## WHAT TO PRODUCE
Give the following records again in full and without alteration.

+++ RECORDS FOR THE EXERCISE +++

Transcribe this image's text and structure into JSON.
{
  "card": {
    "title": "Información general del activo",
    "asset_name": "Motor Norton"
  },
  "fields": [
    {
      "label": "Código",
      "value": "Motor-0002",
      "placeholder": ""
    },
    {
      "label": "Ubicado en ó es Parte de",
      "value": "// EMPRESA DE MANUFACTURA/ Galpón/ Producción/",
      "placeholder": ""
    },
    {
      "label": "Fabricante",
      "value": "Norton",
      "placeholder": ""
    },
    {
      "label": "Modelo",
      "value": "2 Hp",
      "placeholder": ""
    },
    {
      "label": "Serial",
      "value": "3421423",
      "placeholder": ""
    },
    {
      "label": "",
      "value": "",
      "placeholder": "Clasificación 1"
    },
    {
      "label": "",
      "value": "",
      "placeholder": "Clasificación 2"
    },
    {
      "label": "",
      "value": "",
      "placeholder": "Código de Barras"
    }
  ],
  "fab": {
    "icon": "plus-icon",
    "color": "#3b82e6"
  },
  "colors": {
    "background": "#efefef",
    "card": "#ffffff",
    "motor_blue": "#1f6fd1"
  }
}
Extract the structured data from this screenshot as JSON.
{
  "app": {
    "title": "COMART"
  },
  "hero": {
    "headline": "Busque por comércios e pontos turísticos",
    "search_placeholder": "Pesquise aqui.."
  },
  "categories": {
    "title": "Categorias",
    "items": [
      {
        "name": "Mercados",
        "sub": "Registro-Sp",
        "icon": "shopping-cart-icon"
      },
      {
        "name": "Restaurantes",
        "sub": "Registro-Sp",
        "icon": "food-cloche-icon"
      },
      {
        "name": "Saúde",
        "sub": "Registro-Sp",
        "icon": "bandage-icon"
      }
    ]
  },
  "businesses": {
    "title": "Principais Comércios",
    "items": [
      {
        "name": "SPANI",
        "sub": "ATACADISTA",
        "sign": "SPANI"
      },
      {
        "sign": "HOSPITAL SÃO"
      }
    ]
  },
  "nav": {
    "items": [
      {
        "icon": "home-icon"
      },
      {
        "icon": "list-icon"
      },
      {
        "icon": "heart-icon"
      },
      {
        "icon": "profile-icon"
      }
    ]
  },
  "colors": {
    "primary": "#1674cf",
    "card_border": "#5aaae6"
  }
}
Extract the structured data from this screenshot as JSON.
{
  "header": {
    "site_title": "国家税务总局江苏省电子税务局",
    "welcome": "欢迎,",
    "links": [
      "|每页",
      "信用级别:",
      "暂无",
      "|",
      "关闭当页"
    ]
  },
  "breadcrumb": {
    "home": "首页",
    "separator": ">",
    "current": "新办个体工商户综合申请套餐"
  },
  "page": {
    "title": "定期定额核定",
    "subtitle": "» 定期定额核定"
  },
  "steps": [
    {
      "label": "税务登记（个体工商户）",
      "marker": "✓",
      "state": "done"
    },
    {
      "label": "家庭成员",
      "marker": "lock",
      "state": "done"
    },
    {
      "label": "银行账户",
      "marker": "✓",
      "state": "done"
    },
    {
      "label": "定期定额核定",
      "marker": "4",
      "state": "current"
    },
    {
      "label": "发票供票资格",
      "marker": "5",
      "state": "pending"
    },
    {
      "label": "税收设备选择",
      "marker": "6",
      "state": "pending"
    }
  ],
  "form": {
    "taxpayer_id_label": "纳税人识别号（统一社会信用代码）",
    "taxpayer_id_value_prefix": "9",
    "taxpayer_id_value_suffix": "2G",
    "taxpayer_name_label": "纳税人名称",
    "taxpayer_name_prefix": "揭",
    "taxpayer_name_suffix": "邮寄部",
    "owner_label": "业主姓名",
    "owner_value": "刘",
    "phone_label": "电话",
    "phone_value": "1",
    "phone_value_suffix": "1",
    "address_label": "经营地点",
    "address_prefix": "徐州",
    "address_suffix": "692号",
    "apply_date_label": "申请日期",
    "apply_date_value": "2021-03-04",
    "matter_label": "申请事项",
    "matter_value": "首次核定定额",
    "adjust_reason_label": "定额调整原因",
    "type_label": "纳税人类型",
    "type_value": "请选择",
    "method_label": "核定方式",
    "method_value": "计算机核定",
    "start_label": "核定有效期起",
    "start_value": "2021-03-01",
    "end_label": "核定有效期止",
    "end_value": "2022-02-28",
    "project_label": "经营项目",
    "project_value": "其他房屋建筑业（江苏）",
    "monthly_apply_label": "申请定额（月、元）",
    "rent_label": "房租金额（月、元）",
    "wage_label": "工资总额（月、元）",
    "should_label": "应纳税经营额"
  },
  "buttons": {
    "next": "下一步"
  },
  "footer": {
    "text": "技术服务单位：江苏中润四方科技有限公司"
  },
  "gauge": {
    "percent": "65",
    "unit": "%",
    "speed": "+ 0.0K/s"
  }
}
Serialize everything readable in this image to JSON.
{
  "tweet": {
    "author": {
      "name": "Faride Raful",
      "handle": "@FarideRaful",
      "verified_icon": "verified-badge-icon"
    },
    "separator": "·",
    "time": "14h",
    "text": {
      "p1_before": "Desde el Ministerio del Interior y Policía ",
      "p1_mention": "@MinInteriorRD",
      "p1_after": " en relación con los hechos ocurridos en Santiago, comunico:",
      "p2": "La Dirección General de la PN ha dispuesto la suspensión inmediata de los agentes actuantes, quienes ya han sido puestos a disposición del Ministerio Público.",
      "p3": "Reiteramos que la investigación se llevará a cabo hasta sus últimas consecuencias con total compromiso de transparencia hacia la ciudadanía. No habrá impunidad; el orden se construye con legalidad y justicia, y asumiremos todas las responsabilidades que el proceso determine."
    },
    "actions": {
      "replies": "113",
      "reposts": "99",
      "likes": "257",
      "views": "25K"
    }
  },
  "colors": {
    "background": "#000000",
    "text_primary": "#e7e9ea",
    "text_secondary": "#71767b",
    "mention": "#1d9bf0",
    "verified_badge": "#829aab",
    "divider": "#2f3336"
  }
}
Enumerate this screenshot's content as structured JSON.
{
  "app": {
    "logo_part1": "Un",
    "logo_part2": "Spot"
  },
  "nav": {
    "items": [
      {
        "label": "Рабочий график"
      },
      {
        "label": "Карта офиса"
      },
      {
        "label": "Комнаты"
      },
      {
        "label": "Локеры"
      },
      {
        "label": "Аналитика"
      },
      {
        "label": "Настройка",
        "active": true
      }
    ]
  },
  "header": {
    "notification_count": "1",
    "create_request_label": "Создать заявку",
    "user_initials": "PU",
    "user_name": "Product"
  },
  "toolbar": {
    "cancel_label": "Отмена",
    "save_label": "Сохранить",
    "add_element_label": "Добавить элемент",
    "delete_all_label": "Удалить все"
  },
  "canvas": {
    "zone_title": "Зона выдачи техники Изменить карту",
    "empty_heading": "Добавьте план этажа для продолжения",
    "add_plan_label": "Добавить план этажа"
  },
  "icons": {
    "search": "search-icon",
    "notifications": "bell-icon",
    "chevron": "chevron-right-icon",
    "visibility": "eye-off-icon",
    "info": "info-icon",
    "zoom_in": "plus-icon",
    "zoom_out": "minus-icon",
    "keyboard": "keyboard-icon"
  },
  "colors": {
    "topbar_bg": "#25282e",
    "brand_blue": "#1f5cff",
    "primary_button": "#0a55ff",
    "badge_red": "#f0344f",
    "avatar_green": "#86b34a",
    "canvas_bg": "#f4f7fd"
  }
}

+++

## ANSWER AREA
Transcribe this image's text and structure into JSON.
{
  "card": {
    "title": "Información general del activo",
    "asset_name": "Motor Norton"
  },
  "fields": [
    {
      "label": "Código",
      "value": "Motor-0002",
      "placeholder": ""
    },
    {
      "label": "Ubicado en ó es Parte de",
      "value": "// EMPRESA DE MANUFACTURA/ Galpón/ Producción/",
      "placeholder": ""
    },
    {
      "label": "Fabricante",
      "value": "Norton",
      "placeholder": ""
    },
    {
      "label": "Modelo",
      "value": "2 Hp",
      "placeholder": ""
    },
    {
      "label": "Serial",
      "value": "3421423",
      "placeholder": ""
    },
    {
      "label": "",
      "value": "",
      "placeholder": "Clasificación 1"
    },
    {
      "label": "",
      "value": "",
      "placeholder": "Clasificación 2"
    },
    {
      "label": "",
      "value": "",
      "placeholder": "Código de Barras"
    }
  ],
  "fab": {
    "icon": "plus-icon",
    "color": "#3b82e6"
  },
  "colors": {
    "background": "#efefef",
    "card": "#ffffff",
    "motor_blue": "#1f6fd1"
  }
}
Extract the structured data from this screenshot as JSON.
{
  "app": {
    "title": "COMART"
  },
  "hero": {
    "headline": "Busque por comércios e pontos turísticos",
    "search_placeholder": "Pesquise aqui.."
  },
  "categories": {
    "title": "Categorias",
    "items": [
      {
        "name": "Mercados",
        "sub": "Registro-Sp",
        "icon": "shopping-cart-icon"
      },
      {
        "name": "Restaurantes",
        "sub": "Registro-Sp",
        "icon": "food-cloche-icon"
      },
      {
        "name": "Saúde",
        "sub": "Registro-Sp",
        "icon": "bandage-icon"
      }
    ]
  },
  "businesses": {
    "title": "Principais Comércios",
    "items": [
      {
        "name": "SPANI",
        "sub": "ATACADISTA",
        "sign": "SPANI"
      },
      {
        "sign": "HOSPITAL SÃO"
      }
    ]
  },
  "nav": {
    "items": [
      {
        "icon": "home-icon"
      },
      {
        "icon": "list-icon"
      },
      {
        "icon": "heart-icon"
      },
      {
        "icon": "profile-icon"
      }
    ]
  },
  "colors": {
    "primary": "#1674cf",
    "card_border": "#5aaae6"
  }
}
Extract the structured data from this screenshot as JSON.
{
  "header": {
    "site_title": "国家税务总局江苏省电子税务局",
    "welcome": "欢迎,",
    "links": [
      "|每页",
      "信用级别:",
      "暂无",
      "|",
      "关闭当页"
    ]
  },
  "breadcrumb": {
    "home": "首页",
    "separator": ">",
    "current": "新办个体工商户综合申请套餐"
  },
  "page": {
    "title": "定期定额核定",
    "subtitle": "» 定期定额核定"
  },
  "steps": [
    {
      "label": "税务登记（个体工商户）",
      "marker": "✓",
      "state": "done"
    },
    {
      "label": "家庭成员",
      "marker": "lock",
      "state": "done"
    },
    {
      "label": "银行账户",
      "marker": "✓",
      "state": "done"
    },
    {
      "label": "定期定额核定",
      "marker": "4",
      "state": "current"
    },
    {
      "label": "发票供票资格",
      "marker": "5",
      "state": "pending"
    },
    {
      "label": "税收设备选择",
      "marker": "6",
      "state": "pending"
    }
  ],
  "form": {
    "taxpayer_id_label": "纳税人识别号（统一社会信用代码）",
    "taxpayer_id_value_prefix": "9",
    "taxpayer_id_value_suffix": "2G",
    "taxpayer_name_label": "纳税人名称",
    "taxpayer_name_prefix": "揭",
    "taxpayer_name_suffix": "邮寄部",
    "owner_label": "业主姓名",
    "owner_value": "刘",
    "phone_label": "电话",
    "phone_value": "1",
    "phone_value_suffix": "1",
    "address_label": "经营地点",
    "address_prefix": "徐州",
    "address_suffix": "692号",
    "apply_date_label": "申请日期",
    "apply_date_value": "2021-03-04",
    "matter_label": "申请事项",
    "matter_value": "首次核定定额",
    "adjust_reason_label": "定额调整原因",
    "type_label": "纳税人类型",
    "type_value": "请选择",
    "method_label": "核定方式",
    "method_value": "计算机核定",
    "start_label": "核定有效期起",
    "start_value": "2021-03-01",
    "end_label": "核定有效期止",
    "end_value": "2022-02-28",
    "project_label": "经营项目",
    "project_value": "其他房屋建筑业（江苏）",
    "monthly_apply_label": "申请定额（月、元）",
    "rent_label": "房租金额（月、元）",
    "wage_label": "工资总额（月、元）",
    "should_label": "应纳税经营额"
  },
  "buttons": {
    "next": "下一步"
  },
  "footer": {
    "text": "技术服务单位：江苏中润四方科技有限公司"
  },
  "gauge": {
    "percent": "65",
    "unit": "%",
    "speed": "+ 0.0K/s"
  }
}
Serialize everything readable in this image to JSON.
{
  "tweet": {
    "author": {
      "name": "Faride Raful",
      "handle": "@FarideRaful",
      "verified_icon": "verified-badge-icon"
    },
    "separator": "·",
    "time": "14h",
    "text": {
      "p1_before": "Desde el Ministerio del Interior y Policía ",
      "p1_mention": "@MinInteriorRD",
      "p1_after": " en relación con los hechos ocurridos en Santiago, comunico:",
      "p2": "La Dirección General de la PN ha dispuesto la suspensión inmediata de los agentes actuantes, quienes ya han sido puestos a disposición del Ministerio Público.",
      "p3": "Reiteramos que la investigación se llevará a cabo hasta sus últimas consecuencias con total compromiso de transparencia hacia la ciudadanía. No habrá impunidad; el orden se construye con legalidad y justicia, y asumiremos todas las responsabilidades que el proceso determine."
    },
    "actions": {
      "replies": "113",
      "reposts": "99",
      "likes": "257",
      "views": "25K"
    }
  },
  "colors": {
    "background": "#000000",
    "text_primary": "#e7e9ea",
    "text_secondary": "#71767b",
    "mention": "#1d9bf0",
    "verified_badge": "#829aab",
    "divider": "#2f3336"
  }
}
Enumerate this screenshot's content as structured JSON.
{
  "app": {
    "logo_part1": "Un",
    "logo_part2": "Spot"
  },
  "nav": {
    "items": [
      {
        "label": "Рабочий график"
      },
      {
        "label": "Карта офиса"
      },
      {
        "label": "Комнаты"
      },
      {
        "label": "Локеры"
      },
      {
        "label": "Аналитика"
      },
      {
        "label": "Настройка",
        "active": true
      }
    ]
  },
  "header": {
    "notification_count": "1",
    "create_request_label": "Создать заявку",
    "user_initials": "PU",
    "user_name": "Product"
  },
  "toolbar": {
    "cancel_label": "Отмена",
    "save_label": "Сохранить",
    "add_element_label": "Добавить элемент",
    "delete_all_label": "Удалить все"
  },
  "canvas": {
    "zone_title": "Зона выдачи техники Изменить карту",
    "empty_heading": "Добавьте план этажа для продолжения",
    "add_plan_label": "Добавить план этажа"
  },
  "icons": {
    "search": "search-icon",
    "notifications": "bell-icon",
    "chevron": "chevron-right-icon",
    "visibility": "eye-off-icon",
    "info": "info-icon",
    "zoom_in": "plus-icon",
    "zoom_out": "minus-icon",
    "keyboard": "keyboard-icon"
  },
  "colors": {
    "topbar_bg": "#25282e",
    "brand_blue": "#1f5cff",
    "primary_button": "#0a55ff",
    "badge_red": "#f0344f",
    "avatar_green": "#86b34a",
    "canvas_bg": "#f4f7fd"
  }
}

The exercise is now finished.